Unfortunately, the second or third thing that somehow came out of my mouth was "What's with the Fifties get-up?" I saw Maude's face darken. I said, "Are you coming from work?" She replied with totally justifiable indignation that she wasn't. It was one of those moments where I couldn't unsay what I'd said and the more I tried, the more lame I sounded.

Anybody reading this account can see the problem I created. You don't go up to somebody you barely know and suggest that perhaps their outfit doesn't fit the social situation. Not only don't I know Maud well enough to say that, but who appointed me arbiter of authors' outfits at readings?

As my wife said, Maud probably put a lot of time and effort into selecting her outfit and who was I to open my big mouth. Of course, horrified by what I'd done, I kept making it worse. I started ticking off all the writers Maud has introduced me to on her blog, Keith Lee Morris, A. L. Kennedy, Rupert Holmes, the Dog of the South guy and many others. But it was too late.

In the post, "White Sweater, Black Lungs," I accidentally compliment an author. That's not so bad. I'm sorry, Maud. I'm going to go to your event this week at McNally Jackson and apologize in person.

Posted by Brent Shearer at 11:37 AM

Monday, April 2, 2012

Rushdie's Rejects To Be Escorted By Row, Dole Principals Shearer, Skyhorse, Miller --
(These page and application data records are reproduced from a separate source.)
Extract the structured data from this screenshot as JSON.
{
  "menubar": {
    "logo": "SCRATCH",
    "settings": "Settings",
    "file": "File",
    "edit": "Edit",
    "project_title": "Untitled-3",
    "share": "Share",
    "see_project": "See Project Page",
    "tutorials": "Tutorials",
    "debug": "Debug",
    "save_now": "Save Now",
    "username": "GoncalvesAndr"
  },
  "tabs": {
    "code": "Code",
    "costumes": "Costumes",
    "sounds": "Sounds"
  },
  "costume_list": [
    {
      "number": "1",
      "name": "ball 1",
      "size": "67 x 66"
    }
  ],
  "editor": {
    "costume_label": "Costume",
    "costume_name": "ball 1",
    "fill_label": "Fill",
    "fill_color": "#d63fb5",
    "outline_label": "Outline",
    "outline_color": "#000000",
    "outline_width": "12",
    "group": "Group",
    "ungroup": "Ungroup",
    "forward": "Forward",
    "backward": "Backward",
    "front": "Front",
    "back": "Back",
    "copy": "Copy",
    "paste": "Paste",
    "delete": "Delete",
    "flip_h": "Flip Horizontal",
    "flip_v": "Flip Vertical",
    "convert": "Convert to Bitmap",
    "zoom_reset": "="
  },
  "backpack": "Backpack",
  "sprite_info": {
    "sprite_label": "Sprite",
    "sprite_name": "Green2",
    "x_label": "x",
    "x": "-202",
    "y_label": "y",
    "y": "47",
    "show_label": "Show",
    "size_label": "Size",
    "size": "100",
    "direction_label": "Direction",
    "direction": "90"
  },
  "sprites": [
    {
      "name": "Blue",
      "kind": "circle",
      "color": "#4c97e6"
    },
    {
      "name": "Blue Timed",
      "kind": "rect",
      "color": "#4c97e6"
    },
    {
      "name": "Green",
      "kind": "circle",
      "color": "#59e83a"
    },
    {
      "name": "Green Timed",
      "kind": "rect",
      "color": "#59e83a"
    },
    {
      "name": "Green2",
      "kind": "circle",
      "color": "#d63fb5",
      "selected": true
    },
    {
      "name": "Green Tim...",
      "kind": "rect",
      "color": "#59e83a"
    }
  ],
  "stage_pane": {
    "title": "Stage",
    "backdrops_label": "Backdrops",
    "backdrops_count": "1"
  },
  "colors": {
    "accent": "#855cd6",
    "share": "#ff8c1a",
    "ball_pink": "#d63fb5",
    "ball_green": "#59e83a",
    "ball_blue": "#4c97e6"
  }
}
In a pact that threatens to remake the formerly staid world of readings and book parties, if the three Row, Dole principals could ever get invited to the later, Indian novelist Salman Rushdie's representative, Sarah Chalfant at Wylie, has inked a pact that calls for the two KGB bar patrons, Shearer and Skyhorse, and KGB employee, Miller, to serve as escorts for the many literary women of the city who would be thrilled to hang out with Rushdie.
As reported in a recent New York Times article, Rushdie is embracing the social opportunities of the city, now that his political problems have receded. His entry into the social whirl precedes the publication of his memoir, which will presumably tell the story of the years that the gregarious novelist was forced to live in seclusion.
"Regrettably, Salman cannot possibly chat with, meet for drinks, spend weekends at the country houses of all the women who find him fascinating. I have to thank Chris Jacobsen, Louie Miller's agent, who put together this deal that calls for the three KGB bar veterans to serve as stand-ins for Salman on the city's as well as the Hampton's and the Berkshire's social circuit."
For his part, Jacobsen played down press reports that said Shearer, as he is Rushdie's only generational peer among the three Salman-substitutes, will have to do the majority of the escorting. "We expect to spread the wealth evenly among the three KGB-Row, Dole gentlemen. We didn't select our Rushdie replacement escorts team without giving serious consideration to the talents and abilities of each of the team members. It wouldn't be fair if we load Brent up with most of the social opportunities growing out of this groundbreaking agreement. Plus, neither Skyhorse or Miller have those hillbilly-looking missing teeth that some society women fans of Rushdie's may find off-putting in Brent's otherwise charming self-presentation."
To make reservations to spend time with any of the KGB - Row, Dole Rushdie replacements, please contact Chris Jacobsen at the his lower Fifth Avenue office, the Strand kiosk opposite the Sherry-Netherland, as the well-connected agent eschews any but person-to-person inquiries.
In other news, an unidentified source said Rushdie doesn't consider Granta editor John Freeman "a Quisling" because he was willing to publish a Rushdie story turned down by the magazine's previous editor, Alex Clark.
Any implications that Freeman's willingness to do the bidding of the publication's owners resembled, although with an opposite outcome, the "Saturday Night Massacre" of the Watergate era is incorrect according to this individual.
(The "Saturday Night Massacre" was the term given by political commentators to U.S. President Richard Nixon's executive dismissal of independent special prosecutor Archibald Cox, and the resignations of Attorney General Elliot Richardson and Deputy Attorney General William Ruckelshaus on October 20, 1973.)